Twitter instantly criticized the NCAA and the commercial. Everyone from college athlete rights advocates to pro athletescriticized the NCAA for the commercial. Some made videos of what is a more accurate representation of the daily life of a college athlete.
Current college athletes criticized the commercial, saying that it simply is not true. The commercial is completely unrealistic and only serves one purpose. That purpose is to further promote the sham of amateurism.
The NCAA was Rightfully Criticized for Their Tweet Ignoring the Women's March Madness Tournament
The NCAA again faced well-deserved criticism when they made a tweet completely disregarding the women's basketball tournament. Even WNBA star Breanna Stewart commented on the NCAA's total disregard for the women's tournament.
The tweet stated that they were no more March Madness games happening until Thursday. However, this was not true. The women's basketball tournament was in full swing during the gap days of the men's tournament. The NCAA again was instantly faced with another Twitter firestorm.
With that tweet, the NCAA showed how they really view the women's tournament. The NCAA could have taken the days that the men were not playing as an opportunity to promote the women’s tournament. Instead, they completely disregarded the women's tournament and further promoted the men’s tournament. This marketing misstep leads one to question just how much does the NCAA really value Title IX and creating equitable opportunities for women’s sports? Or is Title IX just another tool in the NCAA’s belt to justify not sharing more of the college athletics revenue with the athletes?
The WiFi Tweet From 2016
The NCAA was forced to address a tweet from 2016 where they stated that they provide free WiFi to participants in the March Madness tournament.
When the tweet resurfaced, it appeared that the NCAA was boasting about providing athletes with a resource that should automatically be given. However, the NCAA clarified that they made the tweet in 2016 to address accounts that college athletes did not have the WiFi access needed to complete their assignments. The NCAA's tweet was in response to a tweet from a college basketball player in 2016 who tweeted about not having internet access to do his school work.
However, the real issue is in the fact that such a tweet was even necessary at all. It should have never been a question about whether the NCAA made sure that the participating athletes had everything they needed. After all, the NCAA prides its self on providing college athletes an opportunity to get an invaluable education. However, the NCAA and the college athletics system as a whole has been under much criticism for its inability to live up to the reality of that ideal. It is precisely for that reason, that an old tweet from 2016 can resurface in 2019 and instantly cause another Twitter firestorm for the NCAA.
The NCAA Could Avoid These Firestorms if They Shared the Wealth

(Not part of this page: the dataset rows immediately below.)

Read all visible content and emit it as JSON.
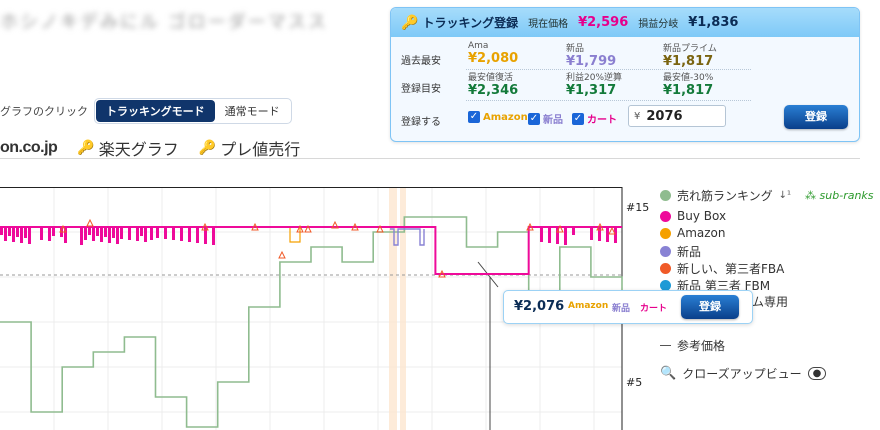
{
  "title_blurred": "ホシノキデみにル ゴローダーマスス",
  "mode": {
    "label": "グラフのクリック",
    "tracking_mode": "トラッキングモード",
    "normal_mode": "通常モード"
  },
  "sites": {
    "amazon": "on.co.jp",
    "rakuten": "楽天グラフ",
    "premium": "プレ値売行"
  },
  "panel": {
    "title": "トラッキング登録",
    "current_label": "現在価格",
    "current_value": "¥2,596",
    "breakeven_label": "損益分岐",
    "breakeven_value": "¥1,836",
    "rows": [
      {
        "label": "過去最安",
        "cells": [
          {
            "sub": "Ama",
            "value": "¥2,080"
          },
          {
            "sub": "新品",
            "value": "¥1,799"
          },
          {
            "sub": "新品プライム",
            "value": "¥1,817"
          }
        ]
      },
      {
        "label": "登録目安",
        "cells": [
          {
            "sub": "最安値復活",
            "value": "¥2,346"
          },
          {
            "sub": "利益20%逆算",
            "value": "¥1,317"
          },
          {
            "sub": "最安値-30%",
            "value": "¥1,817"
          }
        ]
      }
    ],
    "register_label": "登録する",
    "checks": {
      "amazon": "Amazon",
      "new": "新品",
      "cart": "カート"
    },
    "yen": "¥",
    "price_value": "2076",
    "submit": "登録"
  },
  "legend": {
    "items": [
      {
        "label": "売れ筋ランキング",
        "color": "#8fbc8f"
      },
      {
        "label": "Buy Box",
        "color": "#ee0a9a"
      },
      {
        "label": "Amazon",
        "color": "#f5a100"
      },
      {
        "label": "新品",
        "color": "#8882d4"
      },
      {
        "label": "新しい、第三者FBA",
        "color": "#f05a28"
      },
      {
        "label": "新品 第三者 FBM",
        "color": "#1e9ad6"
      },
      {
        "label": "ム専用",
        "color": "#ffffff"
      }
    ],
    "sub_ranks": "sub-ranks",
    "reference": "参考価格",
    "closeup": "クローズアップビュー"
  },
  "popup": {
    "price": "¥2,076",
    "amazon": "Amazon",
    "new": "新品",
    "cart": "カート",
    "submit": "登録"
  },
  "chart_data": {
    "type": "line",
    "yaxis_right_ticks": [
      "#15",
      "#5"
    ],
    "series": [
      {
        "name": "Buy Box",
        "color": "#ee0a9a",
        "values": [
          2596,
          2596,
          2596,
          2596,
          2596,
          2596,
          2596,
          2596,
          2596,
          2596,
          2596,
          2596,
          2596,
          2596,
          2076,
          2076,
          2076,
          2596,
          2596,
          2596,
          2596
        ]
      },
      {
        "name": "売れ筋ランキング",
        "color": "#8fbc8f",
        "values": [
          8,
          14,
          11,
          10,
          9,
          13,
          15,
          12,
          7,
          4,
          3,
          4,
          2,
          1,
          1,
          3,
          2,
          6,
          3,
          5,
          6
        ]
      }
    ]
  }
}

The NCAA could save itself from a lot of these Twitter firestorms by sharing more revenue with college athletes. If the NCAA allowed college athletes to profit from their name, image, and likeness, their image would improve drastically. However, the NCAA is unlikely to ever do that. The NCAA certainly will not do that while they are fighting to reclaim the ability to limit the amount of education-related benefits college athletes can receive. It seems that the NCAA prefers to fight PR nightmares than to give college athletes a more equitable piece of the pie.